Blurb:Everyone thinks they know Libby Strout, the girl once dubbed “America’s Fattest Teen.” But no one’s taken the time to look past her weight to get to know who she really is. Following her mom’s death, she’s been picking up the pieces in the privacy of her home, dealing with her heartbroken father and her own grief. Now, Libby’s ready: for high school, for new friends, for love, and for EVERY POSSIBILITY LIFE HAS TO OFFER. In that moment, I know the part I want to play here at MVB High. I want to be the girl who can do anything.
Everyone thinks they know Jack Masselin, too. Yes, he’s got swagger, but he’s also mastered the impossible art of giving people what they want, of fitting in. What no one knows is that Jack has a newly acquired secret: he can’t recognize faces. Even his own brothers are strangers to him. He’s the guy who can re-engineer and rebuild anything in new and bad-ass ways, but he can’t understand what’s going on with the inner workings of his brain. So he tells himself to play it cool: Be charming. Be hilarious.
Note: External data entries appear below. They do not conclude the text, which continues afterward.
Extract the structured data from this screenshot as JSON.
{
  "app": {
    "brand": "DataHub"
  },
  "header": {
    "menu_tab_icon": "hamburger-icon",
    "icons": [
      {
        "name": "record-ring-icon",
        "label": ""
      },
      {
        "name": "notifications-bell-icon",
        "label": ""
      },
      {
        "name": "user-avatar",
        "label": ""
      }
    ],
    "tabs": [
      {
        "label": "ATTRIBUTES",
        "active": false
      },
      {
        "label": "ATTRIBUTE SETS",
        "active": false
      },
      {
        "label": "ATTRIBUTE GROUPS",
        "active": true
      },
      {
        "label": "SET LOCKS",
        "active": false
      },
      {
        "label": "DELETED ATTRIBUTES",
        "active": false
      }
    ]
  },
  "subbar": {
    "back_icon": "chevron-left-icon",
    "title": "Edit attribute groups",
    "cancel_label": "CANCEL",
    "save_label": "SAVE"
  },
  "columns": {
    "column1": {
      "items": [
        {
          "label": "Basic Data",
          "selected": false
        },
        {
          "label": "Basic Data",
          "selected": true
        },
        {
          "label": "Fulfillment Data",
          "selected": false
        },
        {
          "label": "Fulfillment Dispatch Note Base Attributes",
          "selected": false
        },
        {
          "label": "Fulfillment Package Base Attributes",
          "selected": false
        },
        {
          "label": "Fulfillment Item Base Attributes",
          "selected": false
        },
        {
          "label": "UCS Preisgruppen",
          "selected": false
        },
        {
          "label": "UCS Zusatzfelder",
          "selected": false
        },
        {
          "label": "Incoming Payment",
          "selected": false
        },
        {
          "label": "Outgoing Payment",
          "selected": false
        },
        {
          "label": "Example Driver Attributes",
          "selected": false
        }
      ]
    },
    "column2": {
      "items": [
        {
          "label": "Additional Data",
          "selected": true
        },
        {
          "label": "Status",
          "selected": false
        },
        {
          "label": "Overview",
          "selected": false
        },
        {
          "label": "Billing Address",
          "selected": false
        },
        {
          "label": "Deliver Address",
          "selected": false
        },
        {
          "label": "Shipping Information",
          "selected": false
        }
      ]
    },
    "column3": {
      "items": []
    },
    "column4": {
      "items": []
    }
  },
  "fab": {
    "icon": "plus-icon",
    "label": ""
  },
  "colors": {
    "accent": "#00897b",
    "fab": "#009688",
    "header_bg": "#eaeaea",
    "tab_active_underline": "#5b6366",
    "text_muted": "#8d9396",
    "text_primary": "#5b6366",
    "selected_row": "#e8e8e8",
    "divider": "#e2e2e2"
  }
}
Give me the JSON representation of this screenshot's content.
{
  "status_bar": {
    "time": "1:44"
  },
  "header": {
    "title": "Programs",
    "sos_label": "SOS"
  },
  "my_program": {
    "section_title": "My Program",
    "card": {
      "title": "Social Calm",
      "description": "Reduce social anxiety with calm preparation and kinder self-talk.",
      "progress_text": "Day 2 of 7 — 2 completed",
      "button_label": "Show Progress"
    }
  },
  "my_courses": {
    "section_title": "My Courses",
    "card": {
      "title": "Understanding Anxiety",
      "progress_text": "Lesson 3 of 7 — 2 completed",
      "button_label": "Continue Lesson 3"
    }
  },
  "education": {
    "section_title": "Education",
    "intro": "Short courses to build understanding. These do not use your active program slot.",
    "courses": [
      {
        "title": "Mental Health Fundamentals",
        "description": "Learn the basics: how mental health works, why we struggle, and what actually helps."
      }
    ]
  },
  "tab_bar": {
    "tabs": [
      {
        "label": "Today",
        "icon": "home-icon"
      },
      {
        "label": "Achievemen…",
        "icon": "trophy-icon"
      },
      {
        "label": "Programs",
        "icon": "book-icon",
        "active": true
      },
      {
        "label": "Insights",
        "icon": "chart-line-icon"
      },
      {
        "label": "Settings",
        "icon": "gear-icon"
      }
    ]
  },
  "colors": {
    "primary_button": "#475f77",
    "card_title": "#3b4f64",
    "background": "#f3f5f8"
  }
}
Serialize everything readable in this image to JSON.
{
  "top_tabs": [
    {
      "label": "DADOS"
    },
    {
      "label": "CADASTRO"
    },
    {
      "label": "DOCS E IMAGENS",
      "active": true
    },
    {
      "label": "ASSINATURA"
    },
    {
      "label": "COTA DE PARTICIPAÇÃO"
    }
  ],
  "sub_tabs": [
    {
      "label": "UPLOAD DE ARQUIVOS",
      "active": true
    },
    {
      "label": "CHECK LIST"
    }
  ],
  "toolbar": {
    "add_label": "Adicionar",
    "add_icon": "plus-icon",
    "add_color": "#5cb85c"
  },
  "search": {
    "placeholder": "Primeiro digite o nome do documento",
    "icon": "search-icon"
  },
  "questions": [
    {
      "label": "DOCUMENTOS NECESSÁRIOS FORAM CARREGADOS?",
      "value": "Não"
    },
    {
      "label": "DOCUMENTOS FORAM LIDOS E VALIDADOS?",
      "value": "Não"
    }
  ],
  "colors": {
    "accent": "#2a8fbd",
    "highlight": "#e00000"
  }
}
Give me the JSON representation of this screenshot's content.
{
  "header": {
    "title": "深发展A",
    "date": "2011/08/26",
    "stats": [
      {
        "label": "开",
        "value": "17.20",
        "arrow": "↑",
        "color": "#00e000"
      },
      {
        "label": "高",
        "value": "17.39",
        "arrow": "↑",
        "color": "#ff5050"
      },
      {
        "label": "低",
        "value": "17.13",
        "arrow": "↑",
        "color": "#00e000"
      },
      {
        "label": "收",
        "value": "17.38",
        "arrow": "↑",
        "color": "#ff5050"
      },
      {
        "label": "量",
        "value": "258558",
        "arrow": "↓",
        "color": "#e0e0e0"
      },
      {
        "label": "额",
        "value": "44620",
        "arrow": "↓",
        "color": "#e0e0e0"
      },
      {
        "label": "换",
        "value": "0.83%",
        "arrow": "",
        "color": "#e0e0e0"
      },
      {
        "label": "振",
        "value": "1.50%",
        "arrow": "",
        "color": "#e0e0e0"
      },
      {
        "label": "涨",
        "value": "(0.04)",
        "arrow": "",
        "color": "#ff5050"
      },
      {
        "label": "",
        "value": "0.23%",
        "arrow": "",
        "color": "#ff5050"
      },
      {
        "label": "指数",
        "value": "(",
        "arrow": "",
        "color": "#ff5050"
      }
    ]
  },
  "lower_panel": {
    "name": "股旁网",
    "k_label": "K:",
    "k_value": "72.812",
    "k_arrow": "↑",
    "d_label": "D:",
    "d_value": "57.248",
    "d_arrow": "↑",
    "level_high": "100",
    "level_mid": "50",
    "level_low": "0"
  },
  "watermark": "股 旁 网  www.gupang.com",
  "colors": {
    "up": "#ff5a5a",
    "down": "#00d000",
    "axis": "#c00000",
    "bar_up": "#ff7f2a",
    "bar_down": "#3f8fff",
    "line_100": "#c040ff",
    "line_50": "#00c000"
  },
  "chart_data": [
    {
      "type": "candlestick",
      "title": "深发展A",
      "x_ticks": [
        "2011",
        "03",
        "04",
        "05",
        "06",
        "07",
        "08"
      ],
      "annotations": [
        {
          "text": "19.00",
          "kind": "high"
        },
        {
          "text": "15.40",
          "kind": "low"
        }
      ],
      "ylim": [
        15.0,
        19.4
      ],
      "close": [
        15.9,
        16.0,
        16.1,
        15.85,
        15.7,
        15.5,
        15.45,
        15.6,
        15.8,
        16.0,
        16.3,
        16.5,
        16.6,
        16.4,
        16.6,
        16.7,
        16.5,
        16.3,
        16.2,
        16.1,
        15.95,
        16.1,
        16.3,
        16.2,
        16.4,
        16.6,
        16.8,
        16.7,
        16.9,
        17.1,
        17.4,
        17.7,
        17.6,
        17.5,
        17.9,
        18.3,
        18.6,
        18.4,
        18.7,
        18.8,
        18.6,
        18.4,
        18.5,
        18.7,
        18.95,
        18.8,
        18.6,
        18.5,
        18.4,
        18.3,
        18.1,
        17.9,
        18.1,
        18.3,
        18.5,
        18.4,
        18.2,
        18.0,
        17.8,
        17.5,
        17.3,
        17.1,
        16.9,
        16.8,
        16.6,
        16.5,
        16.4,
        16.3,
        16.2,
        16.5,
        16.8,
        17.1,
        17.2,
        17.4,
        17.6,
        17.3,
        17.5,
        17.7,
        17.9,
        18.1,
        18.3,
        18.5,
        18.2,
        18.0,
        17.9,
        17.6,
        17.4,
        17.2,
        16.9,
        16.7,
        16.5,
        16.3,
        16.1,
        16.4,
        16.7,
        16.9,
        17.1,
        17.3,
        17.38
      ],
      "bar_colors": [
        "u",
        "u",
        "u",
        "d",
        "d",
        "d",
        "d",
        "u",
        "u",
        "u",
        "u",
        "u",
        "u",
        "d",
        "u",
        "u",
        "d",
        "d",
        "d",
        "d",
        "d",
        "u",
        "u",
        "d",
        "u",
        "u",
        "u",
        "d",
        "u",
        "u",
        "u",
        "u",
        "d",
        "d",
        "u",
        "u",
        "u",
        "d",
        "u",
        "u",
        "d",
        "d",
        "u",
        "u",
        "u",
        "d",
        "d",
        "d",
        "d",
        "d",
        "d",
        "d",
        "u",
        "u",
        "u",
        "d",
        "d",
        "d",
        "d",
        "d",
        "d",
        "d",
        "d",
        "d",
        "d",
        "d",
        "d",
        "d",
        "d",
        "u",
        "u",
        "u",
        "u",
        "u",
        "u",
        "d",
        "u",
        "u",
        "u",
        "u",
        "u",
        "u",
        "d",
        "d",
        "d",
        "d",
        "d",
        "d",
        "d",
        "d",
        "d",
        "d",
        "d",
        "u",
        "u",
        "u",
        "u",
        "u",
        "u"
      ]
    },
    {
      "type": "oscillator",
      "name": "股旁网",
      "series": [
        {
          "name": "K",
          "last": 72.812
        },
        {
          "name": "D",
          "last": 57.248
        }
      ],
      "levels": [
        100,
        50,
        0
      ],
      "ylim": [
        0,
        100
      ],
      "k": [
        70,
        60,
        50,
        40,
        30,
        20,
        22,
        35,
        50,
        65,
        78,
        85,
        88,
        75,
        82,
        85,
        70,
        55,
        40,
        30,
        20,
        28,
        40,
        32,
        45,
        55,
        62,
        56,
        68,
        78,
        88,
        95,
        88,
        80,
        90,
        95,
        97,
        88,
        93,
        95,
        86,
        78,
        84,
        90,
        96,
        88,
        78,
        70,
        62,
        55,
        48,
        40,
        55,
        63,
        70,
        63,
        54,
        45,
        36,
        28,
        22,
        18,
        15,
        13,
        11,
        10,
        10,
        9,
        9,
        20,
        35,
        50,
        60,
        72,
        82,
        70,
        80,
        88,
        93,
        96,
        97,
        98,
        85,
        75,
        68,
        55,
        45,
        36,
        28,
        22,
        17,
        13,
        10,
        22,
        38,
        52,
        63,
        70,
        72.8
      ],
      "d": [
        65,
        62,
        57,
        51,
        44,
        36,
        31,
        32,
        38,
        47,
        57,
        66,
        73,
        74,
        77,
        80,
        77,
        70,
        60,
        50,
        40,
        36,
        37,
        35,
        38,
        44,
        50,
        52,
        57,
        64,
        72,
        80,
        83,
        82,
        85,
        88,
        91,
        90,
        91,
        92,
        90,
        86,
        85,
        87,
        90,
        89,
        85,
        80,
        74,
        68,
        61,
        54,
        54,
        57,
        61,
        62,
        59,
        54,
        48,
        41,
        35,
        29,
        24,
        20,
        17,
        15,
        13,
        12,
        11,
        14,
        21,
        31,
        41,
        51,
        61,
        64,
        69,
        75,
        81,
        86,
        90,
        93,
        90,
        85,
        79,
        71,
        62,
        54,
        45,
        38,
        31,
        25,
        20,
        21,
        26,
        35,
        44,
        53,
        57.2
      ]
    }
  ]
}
Don’t get too close to anyone.
Until he meets Libby. When the two get tangled up in a cruel high school game—which lands them in group counseling and community service—Libby and Jack are both pissed, and then surprised. Because the more time they spend together, the less alone they feel. . . . Because sometimes when you meet someone, it changes the world, theirs and yours.
Jennifer Niven delivers another poignant, exhilarating love story about finding that person who sees you for who you are—and seeing them right back.
Review:All the Bright Places holds a special place in my heart, so I was really looking forward to Jennifer Niven's next novel. And Holding Up the Universe did not disappoint.
I love books where I get to learn something new or understand some new concept. And this book did that and so much more. Everyone struggles with who they are and what they want to be seen as when they are in school. It is all about the "face" we choose to show the world. HUTU beautifully deals with the struggles of prosopagnosia and the struggle to defy the labels assigned to you.
I adored the characters and the writing style. The highlight for me was the Supernatural references, I adored them! (Fellow fangirl here!)
I did read some reviews and posts saying that the book or the blurb was offensive. But in my opinion, after reading I felt that the book delivered a very body-positive message. I just had to get that out there.
I don't know what else to say other than I loved the book, and I will be anxiously waiting for the next release by Jennifer Niven.